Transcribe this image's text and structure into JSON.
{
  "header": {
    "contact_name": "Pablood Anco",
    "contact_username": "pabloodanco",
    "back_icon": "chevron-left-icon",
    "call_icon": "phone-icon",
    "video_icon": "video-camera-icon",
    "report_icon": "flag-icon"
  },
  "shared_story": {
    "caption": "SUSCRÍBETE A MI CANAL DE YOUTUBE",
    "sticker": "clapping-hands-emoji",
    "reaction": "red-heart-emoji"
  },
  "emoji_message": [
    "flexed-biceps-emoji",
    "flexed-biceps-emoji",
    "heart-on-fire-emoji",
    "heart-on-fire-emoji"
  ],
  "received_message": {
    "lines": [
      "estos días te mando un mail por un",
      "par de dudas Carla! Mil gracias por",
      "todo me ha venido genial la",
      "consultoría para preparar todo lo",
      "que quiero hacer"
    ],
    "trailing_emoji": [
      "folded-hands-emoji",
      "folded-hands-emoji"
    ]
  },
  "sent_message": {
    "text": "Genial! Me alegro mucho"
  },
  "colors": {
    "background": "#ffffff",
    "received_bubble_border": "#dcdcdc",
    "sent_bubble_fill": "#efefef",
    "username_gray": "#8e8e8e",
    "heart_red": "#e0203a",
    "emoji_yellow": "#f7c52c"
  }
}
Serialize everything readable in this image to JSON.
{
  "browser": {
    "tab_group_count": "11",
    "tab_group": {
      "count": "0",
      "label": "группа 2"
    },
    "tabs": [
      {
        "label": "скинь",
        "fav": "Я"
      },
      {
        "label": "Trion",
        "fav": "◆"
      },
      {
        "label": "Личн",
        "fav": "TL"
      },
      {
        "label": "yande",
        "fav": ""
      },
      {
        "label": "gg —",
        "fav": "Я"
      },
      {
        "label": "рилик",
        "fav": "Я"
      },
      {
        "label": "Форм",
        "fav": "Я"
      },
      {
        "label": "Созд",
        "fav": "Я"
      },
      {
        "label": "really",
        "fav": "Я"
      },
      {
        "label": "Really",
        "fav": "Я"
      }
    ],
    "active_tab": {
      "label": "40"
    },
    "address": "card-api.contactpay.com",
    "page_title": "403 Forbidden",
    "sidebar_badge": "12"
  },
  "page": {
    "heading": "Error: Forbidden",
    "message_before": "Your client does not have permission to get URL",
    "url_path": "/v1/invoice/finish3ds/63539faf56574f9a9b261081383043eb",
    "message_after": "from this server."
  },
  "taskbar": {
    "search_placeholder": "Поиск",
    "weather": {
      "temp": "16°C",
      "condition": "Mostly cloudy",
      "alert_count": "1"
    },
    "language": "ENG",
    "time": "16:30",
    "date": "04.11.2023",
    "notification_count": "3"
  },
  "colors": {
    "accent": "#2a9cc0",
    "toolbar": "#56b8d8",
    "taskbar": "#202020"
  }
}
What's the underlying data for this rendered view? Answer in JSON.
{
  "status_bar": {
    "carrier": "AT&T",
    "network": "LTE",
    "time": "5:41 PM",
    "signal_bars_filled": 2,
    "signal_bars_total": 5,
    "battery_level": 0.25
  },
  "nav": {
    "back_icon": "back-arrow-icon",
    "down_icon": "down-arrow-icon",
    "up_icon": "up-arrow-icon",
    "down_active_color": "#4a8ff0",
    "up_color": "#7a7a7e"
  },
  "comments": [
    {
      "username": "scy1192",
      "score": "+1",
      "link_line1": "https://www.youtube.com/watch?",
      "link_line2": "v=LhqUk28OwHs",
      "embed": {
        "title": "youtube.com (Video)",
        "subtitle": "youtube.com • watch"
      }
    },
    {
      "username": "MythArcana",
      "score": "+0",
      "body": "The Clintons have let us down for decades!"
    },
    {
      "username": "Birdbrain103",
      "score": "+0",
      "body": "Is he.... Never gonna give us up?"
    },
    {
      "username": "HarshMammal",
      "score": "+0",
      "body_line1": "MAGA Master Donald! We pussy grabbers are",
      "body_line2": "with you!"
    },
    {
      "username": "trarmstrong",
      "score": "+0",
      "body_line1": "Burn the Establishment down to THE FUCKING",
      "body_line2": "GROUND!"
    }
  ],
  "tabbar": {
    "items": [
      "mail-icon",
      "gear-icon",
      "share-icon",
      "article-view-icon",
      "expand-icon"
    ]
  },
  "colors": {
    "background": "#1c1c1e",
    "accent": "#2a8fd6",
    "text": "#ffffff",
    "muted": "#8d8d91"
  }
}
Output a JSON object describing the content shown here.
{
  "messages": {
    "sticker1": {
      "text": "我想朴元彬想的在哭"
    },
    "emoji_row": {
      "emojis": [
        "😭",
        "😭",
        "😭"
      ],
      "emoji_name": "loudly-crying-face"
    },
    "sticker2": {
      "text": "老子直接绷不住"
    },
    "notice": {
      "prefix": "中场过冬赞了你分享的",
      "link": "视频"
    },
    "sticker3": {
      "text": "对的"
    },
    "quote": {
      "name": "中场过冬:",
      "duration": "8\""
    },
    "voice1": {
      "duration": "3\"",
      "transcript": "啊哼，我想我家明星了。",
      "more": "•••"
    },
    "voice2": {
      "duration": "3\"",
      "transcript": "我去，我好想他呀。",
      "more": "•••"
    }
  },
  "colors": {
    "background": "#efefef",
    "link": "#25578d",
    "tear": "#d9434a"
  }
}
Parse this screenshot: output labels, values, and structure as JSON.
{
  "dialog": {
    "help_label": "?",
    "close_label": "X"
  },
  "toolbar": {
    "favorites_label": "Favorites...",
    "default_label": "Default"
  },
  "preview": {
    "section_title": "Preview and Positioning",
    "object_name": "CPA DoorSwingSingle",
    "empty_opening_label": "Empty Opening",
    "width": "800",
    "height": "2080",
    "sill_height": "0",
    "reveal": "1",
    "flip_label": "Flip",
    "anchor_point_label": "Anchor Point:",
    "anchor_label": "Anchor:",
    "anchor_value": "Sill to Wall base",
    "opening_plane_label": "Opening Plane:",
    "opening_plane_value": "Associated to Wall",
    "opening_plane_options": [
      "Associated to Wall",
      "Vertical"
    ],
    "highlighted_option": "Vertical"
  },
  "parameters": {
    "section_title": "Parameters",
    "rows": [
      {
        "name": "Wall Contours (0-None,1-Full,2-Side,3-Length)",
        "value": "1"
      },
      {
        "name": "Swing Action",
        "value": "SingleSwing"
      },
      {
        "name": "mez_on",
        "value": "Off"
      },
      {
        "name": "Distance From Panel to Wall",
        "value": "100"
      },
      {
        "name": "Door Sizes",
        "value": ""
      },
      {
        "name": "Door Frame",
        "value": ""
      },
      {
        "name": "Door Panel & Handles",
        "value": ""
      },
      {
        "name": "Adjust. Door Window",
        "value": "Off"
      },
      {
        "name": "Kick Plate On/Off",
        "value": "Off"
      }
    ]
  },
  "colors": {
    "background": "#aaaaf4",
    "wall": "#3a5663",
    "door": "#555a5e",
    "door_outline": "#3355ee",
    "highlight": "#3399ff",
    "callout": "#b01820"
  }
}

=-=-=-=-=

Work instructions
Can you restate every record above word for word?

Written answer
Transcribe this image's text and structure into JSON.
{
  "header": {
    "contact_name": "Pablood Anco",
    "contact_username": "pabloodanco",
    "back_icon": "chevron-left-icon",
    "call_icon": "phone-icon",
    "video_icon": "video-camera-icon",
    "report_icon": "flag-icon"
  },
  "shared_story": {
    "caption": "SUSCRÍBETE A MI CANAL DE YOUTUBE",
    "sticker": "clapping-hands-emoji",
    "reaction": "red-heart-emoji"
  },
  "emoji_message": [
    "flexed-biceps-emoji",
    "flexed-biceps-emoji",
    "heart-on-fire-emoji",
    "heart-on-fire-emoji"
  ],
  "received_message": {
    "lines": [
      "estos días te mando un mail por un",
      "par de dudas Carla! Mil gracias por",
      "todo me ha venido genial la",
      "consultoría para preparar todo lo",
      "que quiero hacer"
    ],
    "trailing_emoji": [
      "folded-hands-emoji",
      "folded-hands-emoji"
    ]
  },
  "sent_message": {
    "text": "Genial! Me alegro mucho"
  },
  "colors": {
    "background": "#ffffff",
    "received_bubble_border": "#dcdcdc",
    "sent_bubble_fill": "#efefef",
    "username_gray": "#8e8e8e",
    "heart_red": "#e0203a",
    "emoji_yellow": "#f7c52c"
  }
}
Serialize everything readable in this image to JSON.
{
  "browser": {
    "tab_group_count": "11",
    "tab_group": {
      "count": "0",
      "label": "группа 2"
    },
    "tabs": [
      {
        "label": "скинь",
        "fav": "Я"
      },
      {
        "label": "Trion",
        "fav": "◆"
      },
      {
        "label": "Личн",
        "fav": "TL"
      },
      {
        "label": "yande",
        "fav": ""
      },
      {
        "label": "gg —",
        "fav": "Я"
      },
      {
        "label": "рилик",
        "fav": "Я"
      },
      {
        "label": "Форм",
        "fav": "Я"
      },
      {
        "label": "Созд",
        "fav": "Я"
      },
      {
        "label": "really",
        "fav": "Я"
      },
      {
        "label": "Really",
        "fav": "Я"
      }
    ],
    "active_tab": {
      "label": "40"
    },
    "address": "card-api.contactpay.com",
    "page_title": "403 Forbidden",
    "sidebar_badge": "12"
  },
  "page": {
    "heading": "Error: Forbidden",
    "message_before": "Your client does not have permission to get URL",
    "url_path": "/v1/invoice/finish3ds/63539faf56574f9a9b261081383043eb",
    "message_after": "from this server."
  },
  "taskbar": {
    "search_placeholder": "Поиск",
    "weather": {
      "temp": "16°C",
      "condition": "Mostly cloudy",
      "alert_count": "1"
    },
    "language": "ENG",
    "time": "16:30",
    "date": "04.11.2023",
    "notification_count": "3"
  },
  "colors": {
    "accent": "#2a9cc0",
    "toolbar": "#56b8d8",
    "taskbar": "#202020"
  }
}
What's the underlying data for this rendered view? Answer in JSON.
{
  "status_bar": {
    "carrier": "AT&T",
    "network": "LTE",
    "time": "5:41 PM",
    "signal_bars_filled": 2,
    "signal_bars_total": 5,
    "battery_level": 0.25
  },
  "nav": {
    "back_icon": "back-arrow-icon",
    "down_icon": "down-arrow-icon",
    "up_icon": "up-arrow-icon",
    "down_active_color": "#4a8ff0",
    "up_color": "#7a7a7e"
  },
  "comments": [
    {
      "username": "scy1192",
      "score": "+1",
      "link_line1": "https://www.youtube.com/watch?",
      "link_line2": "v=LhqUk28OwHs",
      "embed": {
        "title": "youtube.com (Video)",
        "subtitle": "youtube.com • watch"
      }
    },
    {
      "username": "MythArcana",
      "score": "+0",
      "body": "The Clintons have let us down for decades!"
    },
    {
      "username": "Birdbrain103",
      "score": "+0",
      "body": "Is he.... Never gonna give us up?"
    },
    {
      "username": "HarshMammal",
      "score": "+0",
      "body_line1": "MAGA Master Donald! We pussy grabbers are",
      "body_line2": "with you!"
    },
    {
      "username": "trarmstrong",
      "score": "+0",
      "body_line1": "Burn the Establishment down to THE FUCKING",
      "body_line2": "GROUND!"
    }
  ],
  "tabbar": {
    "items": [
      "mail-icon",
      "gear-icon",
      "share-icon",
      "article-view-icon",
      "expand-icon"
    ]
  },
  "colors": {
    "background": "#1c1c1e",
    "accent": "#2a8fd6",
    "text": "#ffffff",
    "muted": "#8d8d91"
  }
}
Output a JSON object describing the content shown here.
{
  "messages": {
    "sticker1": {
      "text": "我想朴元彬想的在哭"
    },
    "emoji_row": {
      "emojis": [
        "😭",
        "😭",
        "😭"
      ],
      "emoji_name": "loudly-crying-face"
    },
    "sticker2": {
      "text": "老子直接绷不住"
    },
    "notice": {
      "prefix": "中场过冬赞了你分享的",
      "link": "视频"
    },
    "sticker3": {
      "text": "对的"
    },
    "quote": {
      "name": "中场过冬:",
      "duration": "8\""
    },
    "voice1": {
      "duration": "3\"",
      "transcript": "啊哼，我想我家明星了。",
      "more": "•••"
    },
    "voice2": {
      "duration": "3\"",
      "transcript": "我去，我好想他呀。",
      "more": "•••"
    }
  },
  "colors": {
    "background": "#efefef",
    "link": "#25578d",
    "tear": "#d9434a"
  }
}
Parse this screenshot: output labels, values, and structure as JSON.
{
  "dialog": {
    "help_label": "?",
    "close_label": "X"
  },
  "toolbar": {
    "favorites_label": "Favorites...",
    "default_label": "Default"
  },
  "preview": {
    "section_title": "Preview and Positioning",
    "object_name": "CPA DoorSwingSingle",
    "empty_opening_label": "Empty Opening",
    "width": "800",
    "height": "2080",
    "sill_height": "0",
    "reveal": "1",
    "flip_label": "Flip",
    "anchor_point_label": "Anchor Point:",
    "anchor_label": "Anchor:",
    "anchor_value": "Sill to Wall base",
    "opening_plane_label": "Opening Plane:",
    "opening_plane_value": "Associated to Wall",
    "opening_plane_options": [
      "Associated to Wall",
      "Vertical"
    ],
    "highlighted_option": "Vertical"
  },
  "parameters": {
    "section_title": "Parameters",
    "rows": [
      {
        "name": "Wall Contours (0-None,1-Full,2-Side,3-Length)",
        "value": "1"
      },
      {
        "name": "Swing Action",
        "value": "SingleSwing"
      },
      {
        "name": "mez_on",
        "value": "Off"
      },
      {
        "name": "Distance From Panel to Wall",
        "value": "100"
      },
      {
        "name": "Door Sizes",
        "value": ""
      },
      {
        "name": "Door Frame",
        "value": ""
      },
      {
        "name": "Door Panel & Handles",
        "value": ""
      },
      {
        "name": "Adjust. Door Window",
        "value": "Off"
      },
      {
        "name": "Kick Plate On/Off",
        "value": "Off"
      }
    ]
  },
  "colors": {
    "background": "#aaaaf4",
    "wall": "#3a5663",
    "door": "#555a5e",
    "door_outline": "#3355ee",
    "highlight": "#3399ff",
    "callout": "#b01820"
  }
}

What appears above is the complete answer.